Continuing her efforts to focus on anti-Black racism at Stanislaus State, Associate Professor of Psychology Aletha Harven has begun“Transformative Conversations: Confronting Anti-Black Racism.”
Harven opened the series on Oct. 23 — a follow-up to her successful two-day “Confronting Anti-Black Racism on College Campuses” seminar in August — with Eddie Cole, author of the just-released book, “The Campus Color Line: College Presidents and the Struggle for Black Freedom.”
She’ll continue the series on Friday, Nov. 13, with California Community College Vice Chancellor, Aisha Lowe discussing diversity, equity and inclusion. On Nov. 20, she’ll speak with Zack Ritter and Issac Carter on “Black-Jewish History, (Dis)unity and Possible Future.”
Cole, a professor of higher education and organizational change at UCLA, expounded on the thesis of his book that charts the history of the power college presidents wield through the lens of the Black Freedom Movement, begun after World War II when Black veterans returned from fighting for democracy on foreign shores to be treated as second-class citizens at home.
“The moment we’re in right now is a moment that is set up exclusively from years past,” Cole said. “History is steering our present. Until we understand our past, we cannot take hold of the wheel and steer us toward a different future. It’s critical, from administrators to faculty to students, family members and staff, we all have to engage with the true, real history of American higher education and how that has been entwined with broader racial issues within American society.”
Interest in the topic began for Cole, the son of high school educators, while growing up in Alabama and attending a high school located around the corner from one of the private academies that sprang up for whites when schools were forced to desegregate.
“In the back of my mind, even when I was a teenager, I always had questions around past educational leaders and how their decisions still shape race in education in the present,” Cole said. “Professionally, I wanted to think on a higher education level, because if educational leaders in the past had such an impact on our local school system, imagine what kind of influence college presidents had on statewide higher education systems if not the nation.”
His research uncovered ways in which college presidents from across the country from both Black and predominately white colleges and universities, have impacted not only educational policies but national policies.
“In the process of trying to solve the nation’s problems, elected officials have always looked to colleges and universities, because they apparently have the people with the expertise or knowledge to solve these complex problems,” Cole said. “So, if colleges and universities are expected to solve a nation’s social problems, college presidents who lead these institutions inherit a disproportionate amount of influence in shaping American society and policies and practices.”
College presidents, Black and white, worked behind-the-scenes to desegregate schools before the passage of Brown v. Board of Education, Cole said.
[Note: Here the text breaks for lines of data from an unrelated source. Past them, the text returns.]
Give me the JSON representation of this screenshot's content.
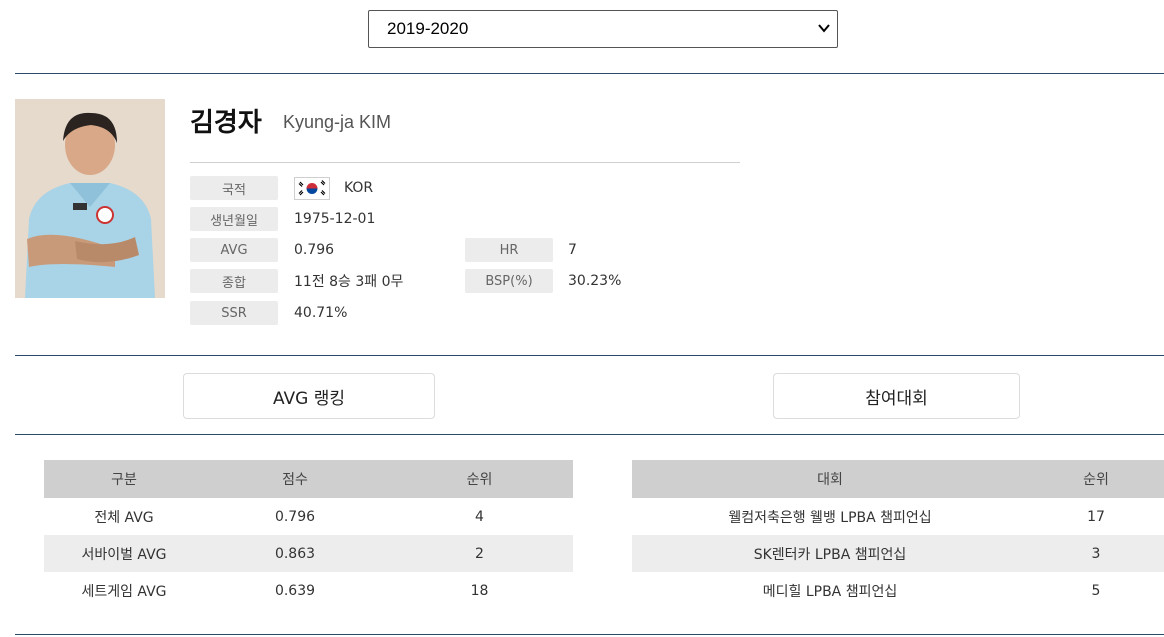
{
  "season_select": {
    "value": "2019-2020"
  },
  "profile": {
    "name_ko": "김경자",
    "name_en": "Kyung-ja KIM",
    "fields": {
      "nationality_label": "국적",
      "nationality_value": "KOR",
      "birth_label": "생년월일",
      "birth_value": "1975-12-01",
      "avg_label": "AVG",
      "avg_value": "0.796",
      "hr_label": "HR",
      "hr_value": "7",
      "record_label": "종합",
      "record_value": "11전 8승 3패 0무",
      "bsp_label": "BSP(%)",
      "bsp_value": "30.23%",
      "ssr_label": "SSR",
      "ssr_value": "40.71%"
    }
  },
  "tabs": {
    "avg_ranking": "AVG 랭킹",
    "tournaments": "참여대회"
  },
  "avg_table": {
    "headers": [
      "구분",
      "점수",
      "순위"
    ],
    "rows": [
      [
        "전체 AVG",
        "0.796",
        "4"
      ],
      [
        "서바이벌 AVG",
        "0.863",
        "2"
      ],
      [
        "세트게임 AVG",
        "0.639",
        "18"
      ]
    ]
  },
  "tournament_table": {
    "headers": [
      "대회",
      "순위"
    ],
    "rows": [
      [
        "웰컴저축은행 웰뱅 LPBA 챔피언십",
        "17"
      ],
      [
        "SK렌터카 LPBA 챔피언십",
        "3"
      ],
      [
        "메디힐 LPBA 챔피언십",
        "5"
      ]
    ]
  },
  "colors": {
    "divider": "#2b4a6b",
    "table_header": "#cfcfcf",
    "row_alt": "#ededed",
    "label_bg": "#ececec"
  },
  "icons": {
    "select": "chevron-down-icon",
    "flag": "korea-flag-icon"
  }
}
Some presidents risked opposition from trustees, regents, alumni and the media and publicly rebuked segregation and worked for racial equity even in the 1950s and ’60s when it wasn’t popular.
Today’s presidents need to follow that lead, according to Cole It’s not enough to issue the expected statement of condemnation. They must take action, Cole said. In the 1960s, one president demonstrated that commitment to anti-racism by insisting contractors be selected from a pool of white and Black bids and stopped advertising housing to students if establishments didn’t take Black residents.
Presidents must learn from the past, know their institution’s history and study how their predecessors confronted the same issues of racism and inequity that confront them today, Cole said.
Further, they need to engage with the broader community in meaningful ways to build common values. Attracting and retaining Black students and faculty isn’t likely, Cole explained, unless they will feel welcome both on and off campus.